Copy the entries that appear below in full, leaving out any picture among them.

══ Listed entries ══

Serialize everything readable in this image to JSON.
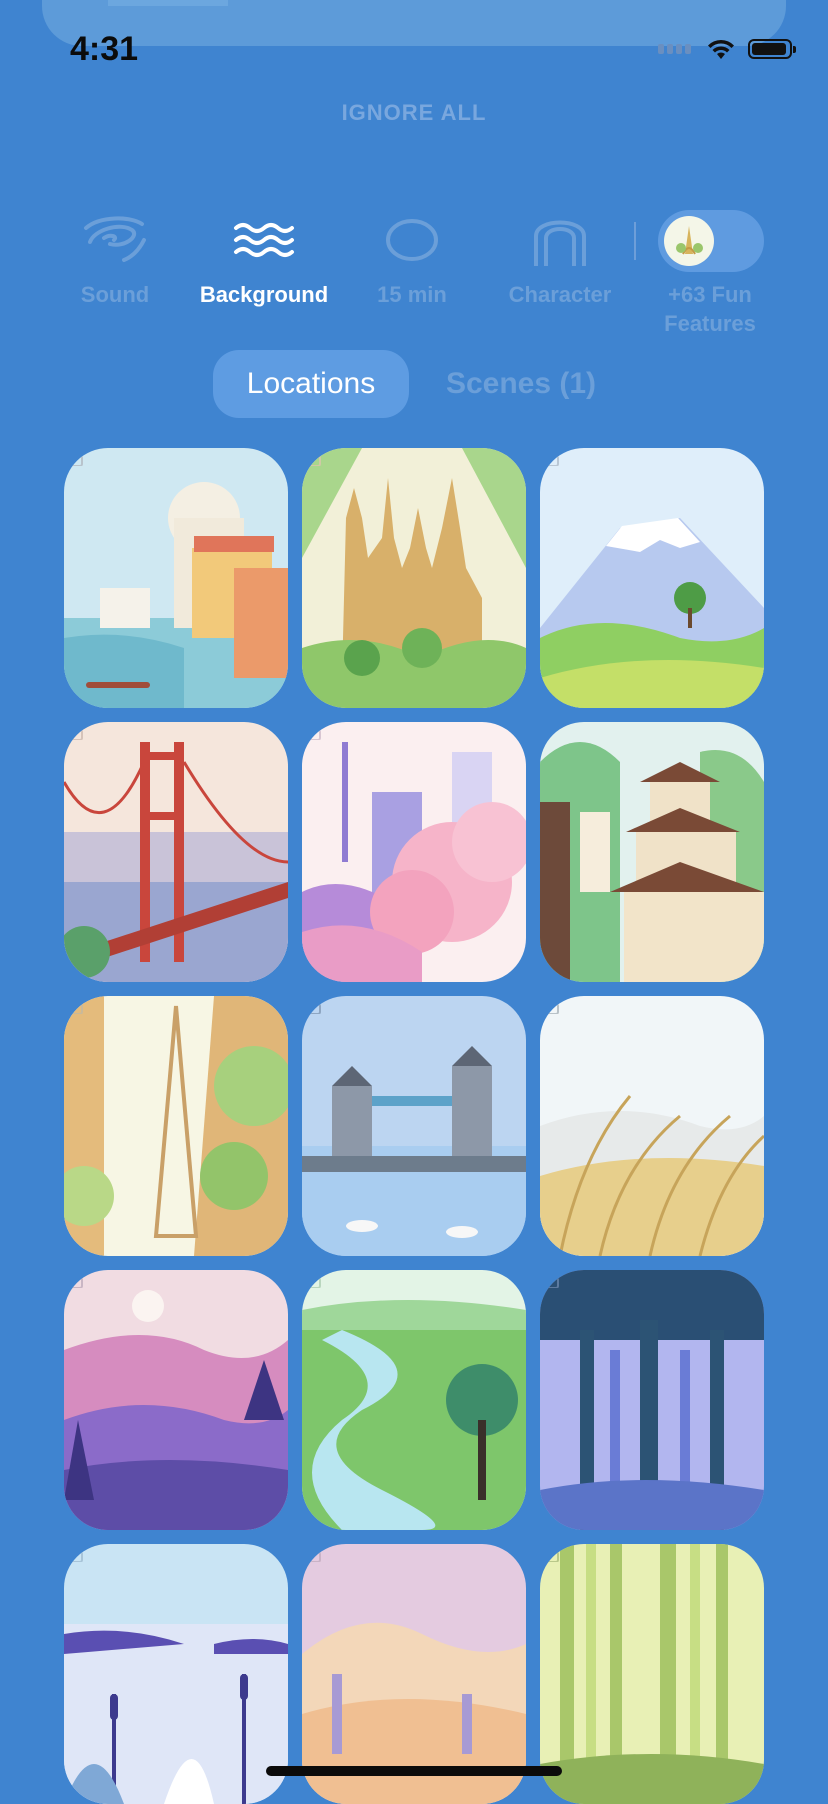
{
  "status_bar": {
    "time": "4:31"
  },
  "header": {
    "ignore_all": "IGNORE ALL"
  },
  "toolbar": {
    "items": [
      {
        "label": "Sound",
        "icon": "sound-wave-icon",
        "active": false
      },
      {
        "label": "Background",
        "icon": "waves-icon",
        "active": true
      },
      {
        "label": "15 min",
        "icon": "timer-circle-icon",
        "active": false
      },
      {
        "label": "Character",
        "icon": "character-icon",
        "active": false
      },
      {
        "label": "+63 Fun\nFeatures",
        "icon": "eiffel-tower-icon",
        "active": false
      }
    ]
  },
  "segments": {
    "locations": "Locations",
    "scenes": "Scenes (1)",
    "selected": "Locations"
  },
  "tiles": [
    {
      "name": "venice",
      "locked": true
    },
    {
      "name": "barcelona-sagrada-familia",
      "locked": true
    },
    {
      "name": "mount-fuji",
      "locked": true
    },
    {
      "name": "golden-gate-bridge",
      "locked": true
    },
    {
      "name": "tokyo-cherry-blossom",
      "locked": true
    },
    {
      "name": "japanese-pagoda",
      "locked": false
    },
    {
      "name": "eiffel-tower-street",
      "locked": true
    },
    {
      "name": "tower-bridge-london",
      "locked": true
    },
    {
      "name": "golden-grass-field",
      "locked": true
    },
    {
      "name": "purple-mountains",
      "locked": true
    },
    {
      "name": "green-river-valley",
      "locked": true
    },
    {
      "name": "blue-forest",
      "locked": true
    },
    {
      "name": "lake-cattails",
      "locked": true
    },
    {
      "name": "desert-dunes",
      "locked": true
    },
    {
      "name": "bamboo-forest",
      "locked": true
    }
  ],
  "colors": {
    "background": "#3f84d0",
    "active_text": "#ffffff",
    "inactive_text": "#6b9fd9"
  }
}
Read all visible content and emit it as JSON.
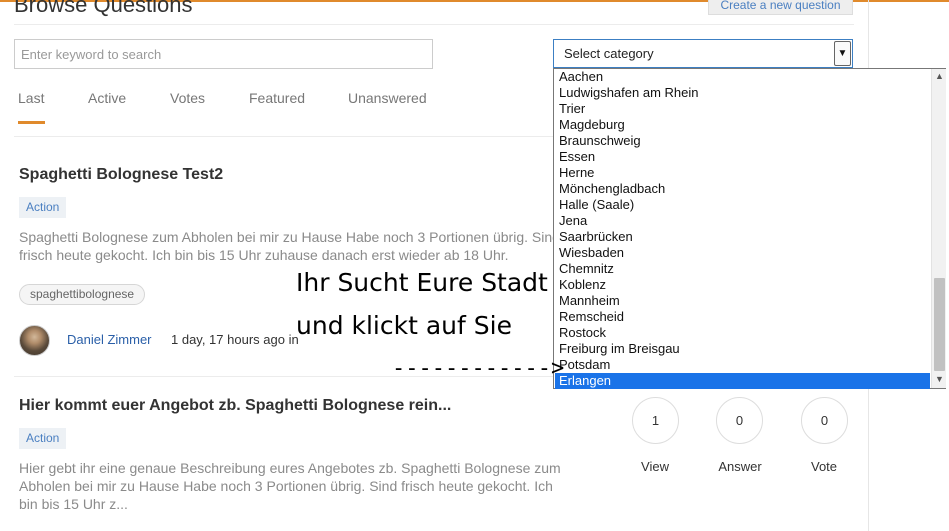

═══

**Result of the task**
Serialize everything readable in this image to JSON.
{
  "status_bar": {
    "time": "4:31"
  },
  "header": {
    "ignore_all": "IGNORE ALL"
  },
  "toolbar": {
    "items": [
      {
        "label": "Sound",
        "icon": "sound-wave-icon",
        "active": false
      },
      {
        "label": "Background",
        "icon": "waves-icon",
        "active": true
      },
      {
        "label": "15 min",
        "icon": "timer-circle-icon",
        "active": false
      },
      {
        "label": "Character",
        "icon": "character-icon",
        "active": false
      },
      {
        "label": "+63 Fun\nFeatures",
        "icon": "eiffel-tower-icon",
        "active": false
      }
    ]
  },
  "segments": {
    "locations": "Locations",
    "scenes": "Scenes (1)",
    "selected": "Locations"
  },
  "tiles": [
    {
      "name": "venice",
      "locked": true
    },
    {
      "name": "barcelona-sagrada-familia",
      "locked": true
    },
    {
      "name": "mount-fuji",
      "locked": true
    },
    {
      "name": "golden-gate-bridge",
      "locked": true
    },
    {
      "name": "tokyo-cherry-blossom",
      "locked": true
    },
    {
      "name": "japanese-pagoda",
      "locked": false
    },
    {
      "name": "eiffel-tower-street",
      "locked": true
    },
    {
      "name": "tower-bridge-london",
      "locked": true
    },
    {
      "name": "golden-grass-field",
      "locked": true
    },
    {
      "name": "purple-mountains",
      "locked": true
    },
    {
      "name": "green-river-valley",
      "locked": true
    },
    {
      "name": "blue-forest",
      "locked": true
    },
    {
      "name": "lake-cattails",
      "locked": true
    },
    {
      "name": "desert-dunes",
      "locked": true
    },
    {
      "name": "bamboo-forest",
      "locked": true
    }
  ],
  "colors": {
    "background": "#3f84d0",
    "active_text": "#ffffff",
    "inactive_text": "#6b9fd9"
  }
}
Read all visible content and emit it as JSON.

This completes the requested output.